## Activity
Your job is to report every line of the entries that has "statuses".

## Records for the exercise
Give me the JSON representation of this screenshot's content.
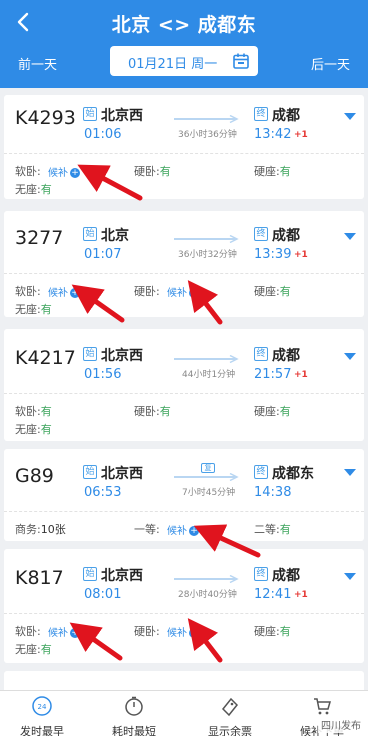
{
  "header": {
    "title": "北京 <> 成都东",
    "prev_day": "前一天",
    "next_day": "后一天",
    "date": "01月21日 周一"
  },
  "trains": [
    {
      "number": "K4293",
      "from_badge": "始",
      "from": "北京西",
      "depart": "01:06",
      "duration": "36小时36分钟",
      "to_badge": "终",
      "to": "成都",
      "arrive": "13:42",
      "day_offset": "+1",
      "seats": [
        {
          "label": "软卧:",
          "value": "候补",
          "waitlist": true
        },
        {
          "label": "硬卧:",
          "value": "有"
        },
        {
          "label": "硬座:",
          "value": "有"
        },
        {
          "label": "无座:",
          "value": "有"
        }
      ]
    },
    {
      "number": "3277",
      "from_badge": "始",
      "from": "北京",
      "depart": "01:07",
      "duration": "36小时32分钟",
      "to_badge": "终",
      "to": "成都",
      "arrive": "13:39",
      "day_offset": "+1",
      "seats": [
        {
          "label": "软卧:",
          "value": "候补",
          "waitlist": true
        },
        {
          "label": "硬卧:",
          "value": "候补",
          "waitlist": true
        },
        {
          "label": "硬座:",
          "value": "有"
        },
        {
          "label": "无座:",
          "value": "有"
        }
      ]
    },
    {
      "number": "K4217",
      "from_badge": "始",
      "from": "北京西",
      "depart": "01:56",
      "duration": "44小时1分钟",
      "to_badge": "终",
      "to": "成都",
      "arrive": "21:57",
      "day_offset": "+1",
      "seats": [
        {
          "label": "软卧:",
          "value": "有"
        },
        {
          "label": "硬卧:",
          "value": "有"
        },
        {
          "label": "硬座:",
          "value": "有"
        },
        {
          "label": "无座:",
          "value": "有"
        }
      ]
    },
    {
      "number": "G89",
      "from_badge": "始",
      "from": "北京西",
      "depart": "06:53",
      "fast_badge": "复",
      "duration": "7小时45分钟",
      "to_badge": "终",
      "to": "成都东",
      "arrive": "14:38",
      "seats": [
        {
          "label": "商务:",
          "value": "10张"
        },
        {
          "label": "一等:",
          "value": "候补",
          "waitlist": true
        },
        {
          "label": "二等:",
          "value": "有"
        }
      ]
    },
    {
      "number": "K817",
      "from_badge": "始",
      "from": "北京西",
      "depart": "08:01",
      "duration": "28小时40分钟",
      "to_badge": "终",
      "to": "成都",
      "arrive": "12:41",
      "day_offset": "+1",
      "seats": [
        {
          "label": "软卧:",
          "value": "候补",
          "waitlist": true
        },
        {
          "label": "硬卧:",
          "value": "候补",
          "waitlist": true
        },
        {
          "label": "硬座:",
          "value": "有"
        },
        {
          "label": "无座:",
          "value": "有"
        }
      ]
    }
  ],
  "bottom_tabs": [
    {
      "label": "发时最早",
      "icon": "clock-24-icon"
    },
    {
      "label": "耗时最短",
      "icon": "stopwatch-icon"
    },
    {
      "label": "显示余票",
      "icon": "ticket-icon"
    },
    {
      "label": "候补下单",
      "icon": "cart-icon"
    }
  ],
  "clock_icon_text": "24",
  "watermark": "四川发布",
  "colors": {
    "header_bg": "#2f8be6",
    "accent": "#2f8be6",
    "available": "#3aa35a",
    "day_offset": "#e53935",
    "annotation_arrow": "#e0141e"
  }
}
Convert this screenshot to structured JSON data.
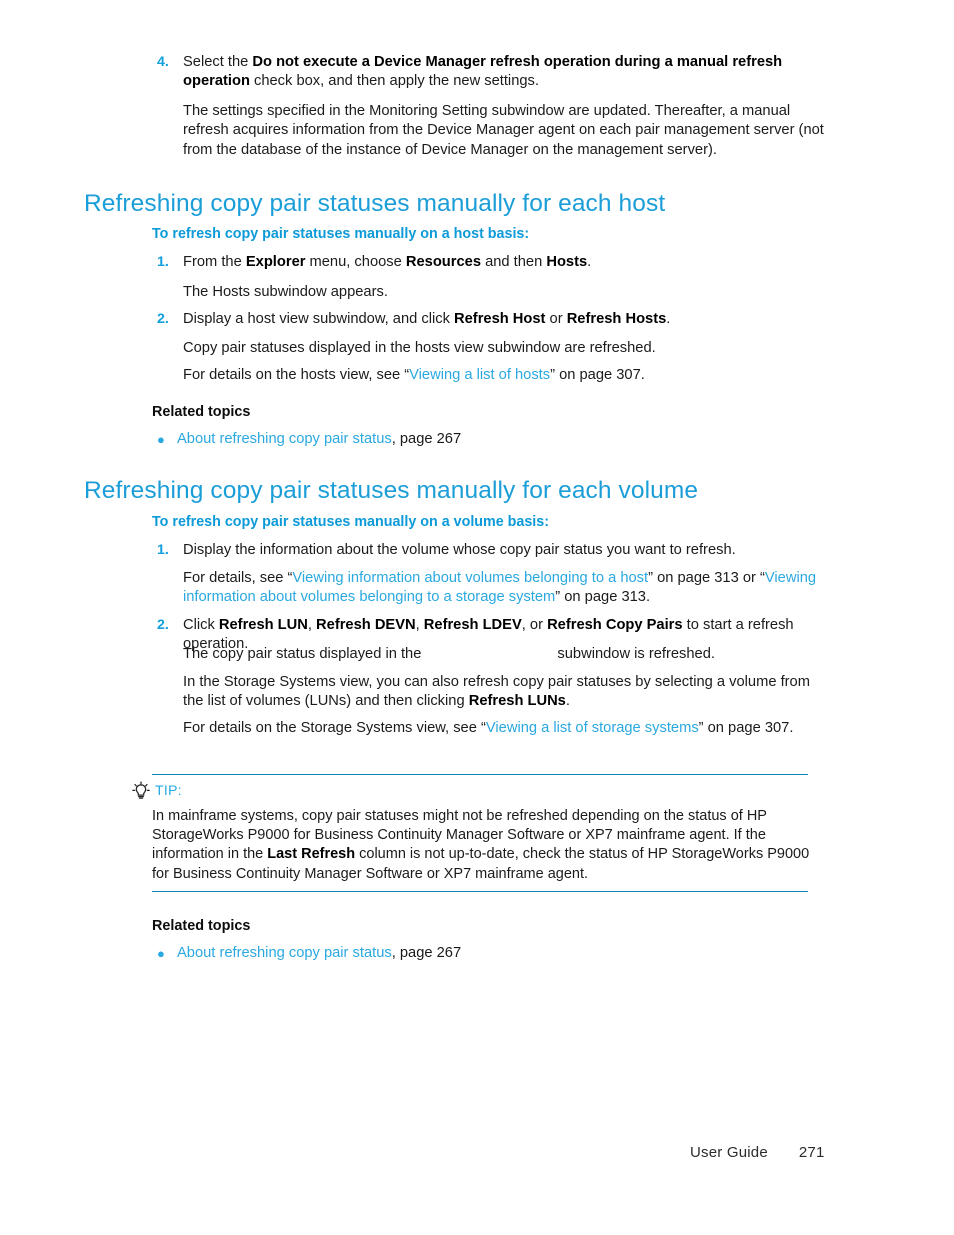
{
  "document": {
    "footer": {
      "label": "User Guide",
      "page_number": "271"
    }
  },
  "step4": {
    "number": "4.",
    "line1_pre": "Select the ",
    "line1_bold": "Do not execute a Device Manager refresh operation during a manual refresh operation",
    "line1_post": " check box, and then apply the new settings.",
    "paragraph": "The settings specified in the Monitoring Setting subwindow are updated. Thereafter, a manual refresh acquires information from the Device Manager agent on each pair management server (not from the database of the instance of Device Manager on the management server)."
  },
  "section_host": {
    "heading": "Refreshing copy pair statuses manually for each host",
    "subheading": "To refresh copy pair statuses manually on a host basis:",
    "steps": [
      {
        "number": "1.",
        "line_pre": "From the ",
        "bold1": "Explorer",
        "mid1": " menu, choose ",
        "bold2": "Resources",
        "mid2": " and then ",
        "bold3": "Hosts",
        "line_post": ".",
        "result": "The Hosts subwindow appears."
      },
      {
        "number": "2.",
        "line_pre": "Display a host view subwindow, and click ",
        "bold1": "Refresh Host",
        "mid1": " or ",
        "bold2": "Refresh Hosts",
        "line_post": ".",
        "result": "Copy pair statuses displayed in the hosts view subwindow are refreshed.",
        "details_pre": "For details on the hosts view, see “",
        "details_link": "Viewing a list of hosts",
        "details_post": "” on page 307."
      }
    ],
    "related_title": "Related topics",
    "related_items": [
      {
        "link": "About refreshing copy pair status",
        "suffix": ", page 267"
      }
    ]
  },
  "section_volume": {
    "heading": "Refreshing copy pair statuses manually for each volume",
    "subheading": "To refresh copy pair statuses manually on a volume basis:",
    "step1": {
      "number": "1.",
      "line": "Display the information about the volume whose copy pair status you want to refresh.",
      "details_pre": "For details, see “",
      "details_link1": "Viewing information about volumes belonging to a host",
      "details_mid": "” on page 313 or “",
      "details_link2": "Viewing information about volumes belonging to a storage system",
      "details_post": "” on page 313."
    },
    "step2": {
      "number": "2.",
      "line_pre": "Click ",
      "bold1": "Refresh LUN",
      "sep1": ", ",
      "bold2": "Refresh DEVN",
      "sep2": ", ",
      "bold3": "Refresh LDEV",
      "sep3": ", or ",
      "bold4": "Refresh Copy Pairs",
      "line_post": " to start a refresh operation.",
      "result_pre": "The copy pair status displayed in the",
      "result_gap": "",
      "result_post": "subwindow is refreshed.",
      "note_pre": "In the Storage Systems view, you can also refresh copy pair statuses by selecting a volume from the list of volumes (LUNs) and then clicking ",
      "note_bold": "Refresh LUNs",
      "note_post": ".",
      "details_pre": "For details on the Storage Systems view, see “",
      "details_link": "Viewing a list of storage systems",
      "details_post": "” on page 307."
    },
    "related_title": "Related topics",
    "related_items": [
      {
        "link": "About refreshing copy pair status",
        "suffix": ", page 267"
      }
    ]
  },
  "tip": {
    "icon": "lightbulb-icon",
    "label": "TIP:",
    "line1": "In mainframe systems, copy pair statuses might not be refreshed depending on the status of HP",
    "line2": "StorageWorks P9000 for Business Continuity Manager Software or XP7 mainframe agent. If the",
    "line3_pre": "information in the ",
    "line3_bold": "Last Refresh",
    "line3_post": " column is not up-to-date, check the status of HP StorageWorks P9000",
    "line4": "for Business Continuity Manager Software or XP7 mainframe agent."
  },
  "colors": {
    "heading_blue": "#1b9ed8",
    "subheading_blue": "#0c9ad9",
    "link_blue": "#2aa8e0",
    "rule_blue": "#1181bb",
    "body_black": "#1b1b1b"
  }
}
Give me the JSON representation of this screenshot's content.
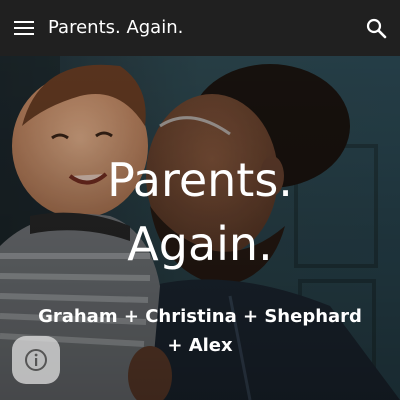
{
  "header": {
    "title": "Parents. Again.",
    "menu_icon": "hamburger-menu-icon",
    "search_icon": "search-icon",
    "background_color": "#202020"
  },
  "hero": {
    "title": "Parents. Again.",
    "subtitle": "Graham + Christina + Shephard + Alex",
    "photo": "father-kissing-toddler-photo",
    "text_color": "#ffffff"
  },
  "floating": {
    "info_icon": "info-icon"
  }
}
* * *
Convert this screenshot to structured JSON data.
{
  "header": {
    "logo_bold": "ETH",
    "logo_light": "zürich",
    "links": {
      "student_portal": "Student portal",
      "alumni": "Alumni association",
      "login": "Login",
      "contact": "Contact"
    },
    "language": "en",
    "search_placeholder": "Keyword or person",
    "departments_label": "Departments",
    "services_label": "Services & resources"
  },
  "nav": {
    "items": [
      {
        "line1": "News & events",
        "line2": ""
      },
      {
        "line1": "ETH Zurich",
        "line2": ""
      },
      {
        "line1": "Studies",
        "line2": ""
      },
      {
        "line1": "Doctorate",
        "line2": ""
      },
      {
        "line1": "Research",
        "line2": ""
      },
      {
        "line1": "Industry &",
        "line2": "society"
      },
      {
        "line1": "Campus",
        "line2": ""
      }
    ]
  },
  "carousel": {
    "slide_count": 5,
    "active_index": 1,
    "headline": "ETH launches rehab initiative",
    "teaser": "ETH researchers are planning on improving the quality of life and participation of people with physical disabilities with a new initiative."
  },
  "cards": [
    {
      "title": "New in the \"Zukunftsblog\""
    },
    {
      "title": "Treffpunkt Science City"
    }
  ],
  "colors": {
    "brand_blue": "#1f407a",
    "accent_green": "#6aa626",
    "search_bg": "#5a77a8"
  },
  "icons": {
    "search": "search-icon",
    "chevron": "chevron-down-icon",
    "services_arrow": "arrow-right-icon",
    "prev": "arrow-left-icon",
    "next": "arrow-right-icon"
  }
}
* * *
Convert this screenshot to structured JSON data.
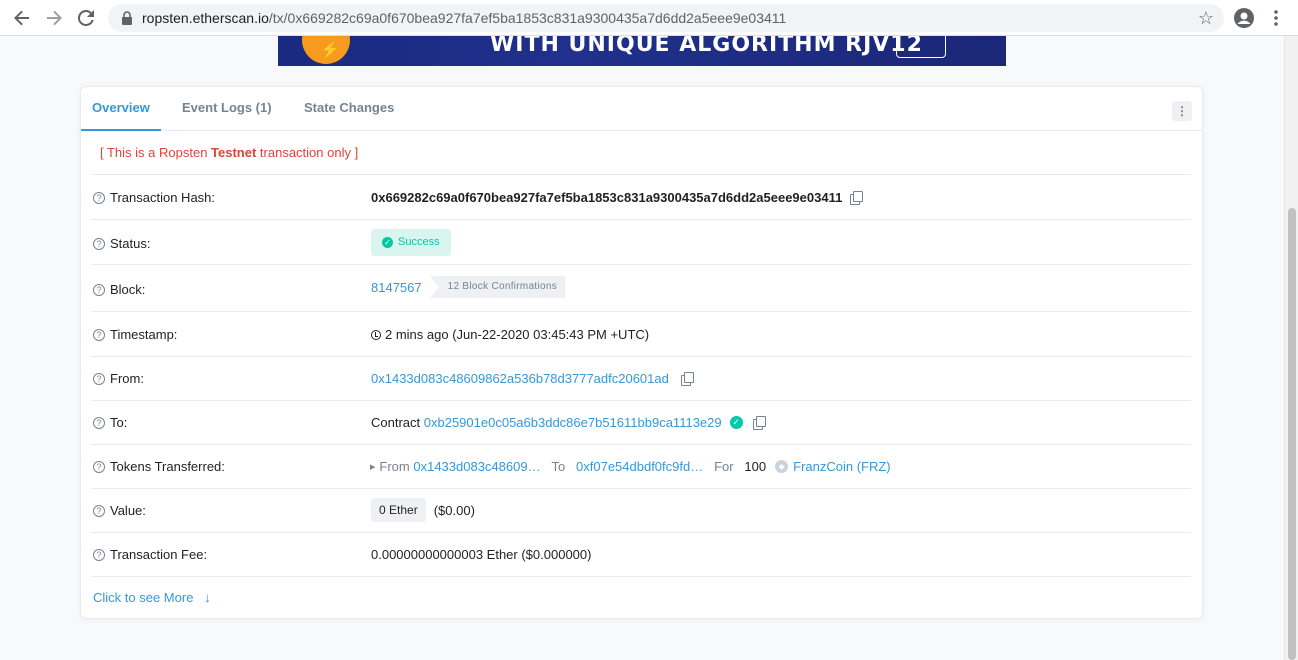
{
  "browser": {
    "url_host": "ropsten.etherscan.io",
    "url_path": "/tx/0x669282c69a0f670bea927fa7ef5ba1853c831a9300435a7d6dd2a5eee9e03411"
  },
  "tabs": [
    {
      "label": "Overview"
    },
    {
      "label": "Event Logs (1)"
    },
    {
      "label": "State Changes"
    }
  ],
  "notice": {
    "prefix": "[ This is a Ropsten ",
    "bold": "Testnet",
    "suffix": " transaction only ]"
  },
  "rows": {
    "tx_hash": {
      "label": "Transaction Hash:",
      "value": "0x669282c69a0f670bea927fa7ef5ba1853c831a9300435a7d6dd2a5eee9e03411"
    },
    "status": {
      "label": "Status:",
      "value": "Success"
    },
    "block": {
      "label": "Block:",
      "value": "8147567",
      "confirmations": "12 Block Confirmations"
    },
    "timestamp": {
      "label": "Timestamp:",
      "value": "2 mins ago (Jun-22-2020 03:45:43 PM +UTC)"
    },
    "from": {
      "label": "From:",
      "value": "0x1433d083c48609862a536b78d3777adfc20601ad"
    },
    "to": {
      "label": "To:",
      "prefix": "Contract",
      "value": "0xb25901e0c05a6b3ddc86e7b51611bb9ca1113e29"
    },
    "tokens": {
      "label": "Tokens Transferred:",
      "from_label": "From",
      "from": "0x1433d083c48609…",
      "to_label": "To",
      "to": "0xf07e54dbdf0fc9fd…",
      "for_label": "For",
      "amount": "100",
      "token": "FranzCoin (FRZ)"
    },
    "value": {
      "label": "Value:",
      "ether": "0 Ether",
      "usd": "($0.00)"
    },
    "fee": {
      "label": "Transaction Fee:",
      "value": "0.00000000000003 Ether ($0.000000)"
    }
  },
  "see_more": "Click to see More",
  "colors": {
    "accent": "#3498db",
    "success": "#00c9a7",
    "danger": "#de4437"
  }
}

## Your response
    "heading": "Refreshing copy pair statuses manually for each host",
    "subheading": "To refresh copy pair statuses manually on a host basis:",
        "result": "Copy pair statuses displayed in the hosts view subwindow are refreshed.",
    "heading": "Refreshing copy pair statuses manually for each volume",
    "subheading": "To refresh copy pair statuses manually on a volume basis:",
      "note_pre": "In the Storage Systems view, you can also refresh copy pair statuses by selecting a volume from the list of volumes (LUNs) and then clicking ",
    "line1": "In mainframe systems, copy pair statuses might not be refreshed depending on the status of HP",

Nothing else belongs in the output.